ASSIGNMENT: Make an exact copy of every entry.

[[ MATERIAL PROVIDED open ]]

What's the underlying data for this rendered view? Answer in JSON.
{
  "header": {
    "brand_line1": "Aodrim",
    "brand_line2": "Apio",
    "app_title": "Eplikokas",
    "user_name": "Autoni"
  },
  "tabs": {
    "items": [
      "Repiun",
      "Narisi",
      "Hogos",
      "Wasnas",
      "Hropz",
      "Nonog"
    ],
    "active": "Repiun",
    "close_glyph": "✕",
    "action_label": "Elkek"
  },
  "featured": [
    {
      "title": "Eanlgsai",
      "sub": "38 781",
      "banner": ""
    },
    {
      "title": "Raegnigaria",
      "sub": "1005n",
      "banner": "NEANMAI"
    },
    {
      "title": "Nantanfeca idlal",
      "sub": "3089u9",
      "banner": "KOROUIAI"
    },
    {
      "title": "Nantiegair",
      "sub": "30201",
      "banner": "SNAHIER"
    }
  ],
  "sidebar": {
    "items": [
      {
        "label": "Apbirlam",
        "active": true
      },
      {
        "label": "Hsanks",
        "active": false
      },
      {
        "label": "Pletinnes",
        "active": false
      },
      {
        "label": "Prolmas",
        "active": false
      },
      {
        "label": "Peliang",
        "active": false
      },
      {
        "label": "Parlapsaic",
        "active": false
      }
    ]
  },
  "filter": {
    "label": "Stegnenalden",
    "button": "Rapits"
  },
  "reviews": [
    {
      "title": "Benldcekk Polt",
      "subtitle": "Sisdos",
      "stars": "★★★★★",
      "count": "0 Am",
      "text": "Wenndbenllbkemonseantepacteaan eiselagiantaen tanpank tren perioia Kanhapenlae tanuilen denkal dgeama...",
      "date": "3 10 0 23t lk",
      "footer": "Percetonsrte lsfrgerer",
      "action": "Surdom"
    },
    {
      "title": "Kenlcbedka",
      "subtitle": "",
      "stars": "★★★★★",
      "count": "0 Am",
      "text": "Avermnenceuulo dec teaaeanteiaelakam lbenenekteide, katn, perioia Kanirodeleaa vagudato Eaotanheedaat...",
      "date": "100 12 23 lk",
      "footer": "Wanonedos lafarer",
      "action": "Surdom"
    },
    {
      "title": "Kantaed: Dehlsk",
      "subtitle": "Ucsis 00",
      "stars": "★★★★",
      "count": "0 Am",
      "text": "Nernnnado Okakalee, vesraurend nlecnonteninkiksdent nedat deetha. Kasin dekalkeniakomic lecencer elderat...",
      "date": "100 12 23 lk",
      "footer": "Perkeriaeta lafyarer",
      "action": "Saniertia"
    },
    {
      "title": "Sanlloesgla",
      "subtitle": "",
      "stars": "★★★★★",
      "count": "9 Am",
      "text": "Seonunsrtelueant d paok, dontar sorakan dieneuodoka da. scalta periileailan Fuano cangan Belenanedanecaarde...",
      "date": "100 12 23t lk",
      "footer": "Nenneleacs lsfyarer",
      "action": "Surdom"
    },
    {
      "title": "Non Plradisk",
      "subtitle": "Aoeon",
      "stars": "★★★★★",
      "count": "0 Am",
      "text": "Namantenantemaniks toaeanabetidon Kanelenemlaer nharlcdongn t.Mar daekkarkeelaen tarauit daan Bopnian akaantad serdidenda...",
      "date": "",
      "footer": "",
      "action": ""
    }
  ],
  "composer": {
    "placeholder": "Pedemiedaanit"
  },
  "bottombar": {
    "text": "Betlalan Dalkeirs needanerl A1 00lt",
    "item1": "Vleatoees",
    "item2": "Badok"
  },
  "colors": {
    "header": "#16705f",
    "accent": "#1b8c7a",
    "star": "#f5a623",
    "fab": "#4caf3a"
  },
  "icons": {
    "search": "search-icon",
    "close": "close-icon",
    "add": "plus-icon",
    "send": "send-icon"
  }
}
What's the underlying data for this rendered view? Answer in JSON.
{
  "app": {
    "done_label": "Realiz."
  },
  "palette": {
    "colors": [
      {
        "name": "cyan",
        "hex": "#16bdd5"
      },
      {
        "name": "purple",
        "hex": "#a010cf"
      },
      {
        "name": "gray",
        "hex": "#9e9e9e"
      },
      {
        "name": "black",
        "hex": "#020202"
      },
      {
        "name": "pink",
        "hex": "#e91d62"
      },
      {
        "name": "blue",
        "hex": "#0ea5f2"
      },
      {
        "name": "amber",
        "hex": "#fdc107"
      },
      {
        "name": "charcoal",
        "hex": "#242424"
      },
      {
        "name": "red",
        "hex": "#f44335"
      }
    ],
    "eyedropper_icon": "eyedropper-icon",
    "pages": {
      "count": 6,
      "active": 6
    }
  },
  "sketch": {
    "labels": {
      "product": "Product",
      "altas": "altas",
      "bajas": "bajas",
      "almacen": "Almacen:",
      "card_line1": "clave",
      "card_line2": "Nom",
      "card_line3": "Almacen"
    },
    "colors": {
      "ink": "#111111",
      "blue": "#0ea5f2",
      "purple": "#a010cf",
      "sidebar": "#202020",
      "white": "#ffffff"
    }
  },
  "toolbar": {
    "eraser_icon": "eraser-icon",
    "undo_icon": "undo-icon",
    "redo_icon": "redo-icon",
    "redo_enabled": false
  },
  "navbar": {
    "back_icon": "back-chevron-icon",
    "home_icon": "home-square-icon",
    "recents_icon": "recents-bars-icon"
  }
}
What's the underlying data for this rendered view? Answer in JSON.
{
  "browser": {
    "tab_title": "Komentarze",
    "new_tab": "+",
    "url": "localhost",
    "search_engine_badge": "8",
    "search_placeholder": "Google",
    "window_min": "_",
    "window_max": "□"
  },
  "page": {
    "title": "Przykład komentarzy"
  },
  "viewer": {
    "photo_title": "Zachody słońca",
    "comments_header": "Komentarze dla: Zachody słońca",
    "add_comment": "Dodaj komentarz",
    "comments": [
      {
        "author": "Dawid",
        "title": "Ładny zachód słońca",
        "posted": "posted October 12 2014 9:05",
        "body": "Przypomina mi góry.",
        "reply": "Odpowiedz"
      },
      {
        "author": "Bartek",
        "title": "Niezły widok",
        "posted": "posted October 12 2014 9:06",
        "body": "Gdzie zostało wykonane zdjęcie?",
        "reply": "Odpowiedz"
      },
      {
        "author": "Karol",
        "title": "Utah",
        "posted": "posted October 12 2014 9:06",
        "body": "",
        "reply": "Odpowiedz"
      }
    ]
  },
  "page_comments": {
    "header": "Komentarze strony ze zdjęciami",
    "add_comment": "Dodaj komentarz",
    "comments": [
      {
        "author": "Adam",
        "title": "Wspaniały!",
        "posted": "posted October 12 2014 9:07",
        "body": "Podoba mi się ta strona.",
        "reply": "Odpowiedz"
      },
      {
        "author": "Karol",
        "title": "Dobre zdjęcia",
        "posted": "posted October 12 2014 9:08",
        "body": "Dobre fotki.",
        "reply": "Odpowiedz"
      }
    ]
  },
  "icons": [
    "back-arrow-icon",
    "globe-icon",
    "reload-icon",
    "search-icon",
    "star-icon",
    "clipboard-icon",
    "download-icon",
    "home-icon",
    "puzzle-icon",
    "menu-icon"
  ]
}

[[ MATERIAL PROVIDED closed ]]

SOLUTION:
What's the underlying data for this rendered view? Answer in JSON.
{
  "header": {
    "brand_line1": "Aodrim",
    "brand_line2": "Apio",
    "app_title": "Eplikokas",
    "user_name": "Autoni"
  },
  "tabs": {
    "items": [
      "Repiun",
      "Narisi",
      "Hogos",
      "Wasnas",
      "Hropz",
      "Nonog"
    ],
    "active": "Repiun",
    "close_glyph": "✕",
    "action_label": "Elkek"
  },
  "featured": [
    {
      "title": "Eanlgsai",
      "sub": "38 781",
      "banner": ""
    },
    {
      "title": "Raegnigaria",
      "sub": "1005n",
      "banner": "NEANMAI"
    },
    {
      "title": "Nantanfeca idlal",
      "sub": "3089u9",
      "banner": "KOROUIAI"
    },
    {
      "title": "Nantiegair",
      "sub": "30201",
      "banner": "SNAHIER"
    }
  ],
  "sidebar": {
    "items": [
      {
        "label": "Apbirlam",
        "active": true
      },
      {
        "label": "Hsanks",
        "active": false
      },
      {
        "label": "Pletinnes",
        "active": false
      },
      {
        "label": "Prolmas",
        "active": false
      },
      {
        "label": "Peliang",
        "active": false
      },
      {
        "label": "Parlapsaic",
        "active": false
      }
    ]
  },
  "filter": {
    "label": "Stegnenalden",
    "button": "Rapits"
  },
  "reviews": [
    {
      "title": "Benldcekk Polt",
      "subtitle": "Sisdos",
      "stars": "★★★★★",
      "count": "0 Am",
      "text": "Wenndbenllbkemonseantepacteaan eiselagiantaen tanpank tren perioia Kanhapenlae tanuilen denkal dgeama...",
      "date": "3 10 0 23t lk",
      "footer": "Percetonsrte lsfrgerer",
      "action": "Surdom"
    },
    {
      "title": "Kenlcbedka",
      "subtitle": "",
      "stars": "★★★★★",
      "count": "0 Am",
      "text": "Avermnenceuulo dec teaaeanteiaelakam lbenenekteide, katn, perioia Kanirodeleaa vagudato Eaotanheedaat...",
      "date": "100 12 23 lk",
      "footer": "Wanonedos lafarer",
      "action": "Surdom"
    },
    {
      "title": "Kantaed: Dehlsk",
      "subtitle": "Ucsis 00",
      "stars": "★★★★",
      "count": "0 Am",
      "text": "Nernnnado Okakalee, vesraurend nlecnonteninkiksdent nedat deetha. Kasin dekalkeniakomic lecencer elderat...",
      "date": "100 12 23 lk",
      "footer": "Perkeriaeta lafyarer",
      "action": "Saniertia"
    },
    {
      "title": "Sanlloesgla",
      "subtitle": "",
      "stars": "★★★★★",
      "count": "9 Am",
      "text": "Seonunsrtelueant d paok, dontar sorakan dieneuodoka da. scalta periileailan Fuano cangan Belenanedanecaarde...",
      "date": "100 12 23t lk",
      "footer": "Nenneleacs lsfyarer",
      "action": "Surdom"
    },
    {
      "title": "Non Plradisk",
      "subtitle": "Aoeon",
      "stars": "★★★★★",
      "count": "0 Am",
      "text": "Namantenantemaniks toaeanabetidon Kanelenemlaer nharlcdongn t.Mar daekkarkeelaen tarauit daan Bopnian akaantad serdidenda...",
      "date": "",
      "footer": "",
      "action": ""
    }
  ],
  "composer": {
    "placeholder": "Pedemiedaanit"
  },
  "bottombar": {
    "text": "Betlalan Dalkeirs needanerl A1 00lt",
    "item1": "Vleatoees",
    "item2": "Badok"
  },
  "colors": {
    "header": "#16705f",
    "accent": "#1b8c7a",
    "star": "#f5a623",
    "fab": "#4caf3a"
  },
  "icons": {
    "search": "search-icon",
    "close": "close-icon",
    "add": "plus-icon",
    "send": "send-icon"
  }
}
What's the underlying data for this rendered view? Answer in JSON.
{
  "app": {
    "done_label": "Realiz."
  },
  "palette": {
    "colors": [
      {
        "name": "cyan",
        "hex": "#16bdd5"
      },
      {
        "name": "purple",
        "hex": "#a010cf"
      },
      {
        "name": "gray",
        "hex": "#9e9e9e"
      },
      {
        "name": "black",
        "hex": "#020202"
      },
      {
        "name": "pink",
        "hex": "#e91d62"
      },
      {
        "name": "blue",
        "hex": "#0ea5f2"
      },
      {
        "name": "amber",
        "hex": "#fdc107"
      },
      {
        "name": "charcoal",
        "hex": "#242424"
      },
      {
        "name": "red",
        "hex": "#f44335"
      }
    ],
    "eyedropper_icon": "eyedropper-icon",
    "pages": {
      "count": 6,
      "active": 6
    }
  },
  "sketch": {
    "labels": {
      "product": "Product",
      "altas": "altas",
      "bajas": "bajas",
      "almacen": "Almacen:",
      "card_line1": "clave",
      "card_line2": "Nom",
      "card_line3": "Almacen"
    },
    "colors": {
      "ink": "#111111",
      "blue": "#0ea5f2",
      "purple": "#a010cf",
      "sidebar": "#202020",
      "white": "#ffffff"
    }
  },
  "toolbar": {
    "eraser_icon": "eraser-icon",
    "undo_icon": "undo-icon",
    "redo_icon": "redo-icon",
    "redo_enabled": false
  },
  "navbar": {
    "back_icon": "back-chevron-icon",
    "home_icon": "home-square-icon",
    "recents_icon": "recents-bars-icon"
  }
}
What's the underlying data for this rendered view? Answer in JSON.
{
  "browser": {
    "tab_title": "Komentarze",
    "new_tab": "+",
    "url": "localhost",
    "search_engine_badge": "8",
    "search_placeholder": "Google",
    "window_min": "_",
    "window_max": "□"
  },
  "page": {
    "title": "Przykład komentarzy"
  },
  "viewer": {
    "photo_title": "Zachody słońca",
    "comments_header": "Komentarze dla: Zachody słońca",
    "add_comment": "Dodaj komentarz",
    "comments": [
      {
        "author": "Dawid",
        "title": "Ładny zachód słońca",
        "posted": "posted October 12 2014 9:05",
        "body": "Przypomina mi góry.",
        "reply": "Odpowiedz"
      },
      {
        "author": "Bartek",
        "title": "Niezły widok",
        "posted": "posted October 12 2014 9:06",
        "body": "Gdzie zostało wykonane zdjęcie?",
        "reply": "Odpowiedz"
      },
      {
        "author": "Karol",
        "title": "Utah",
        "posted": "posted October 12 2014 9:06",
        "body": "",
        "reply": "Odpowiedz"
      }
    ]
  },
  "page_comments": {
    "header": "Komentarze strony ze zdjęciami",
    "add_comment": "Dodaj komentarz",
    "comments": [
      {
        "author": "Adam",
        "title": "Wspaniały!",
        "posted": "posted October 12 2014 9:07",
        "body": "Podoba mi się ta strona.",
        "reply": "Odpowiedz"
      },
      {
        "author": "Karol",
        "title": "Dobre zdjęcia",
        "posted": "posted October 12 2014 9:08",
        "body": "Dobre fotki.",
        "reply": "Odpowiedz"
      }
    ]
  },
  "icons": [
    "back-arrow-icon",
    "globe-icon",
    "reload-icon",
    "search-icon",
    "star-icon",
    "clipboard-icon",
    "download-icon",
    "home-icon",
    "puzzle-icon",
    "menu-icon"
  ]
}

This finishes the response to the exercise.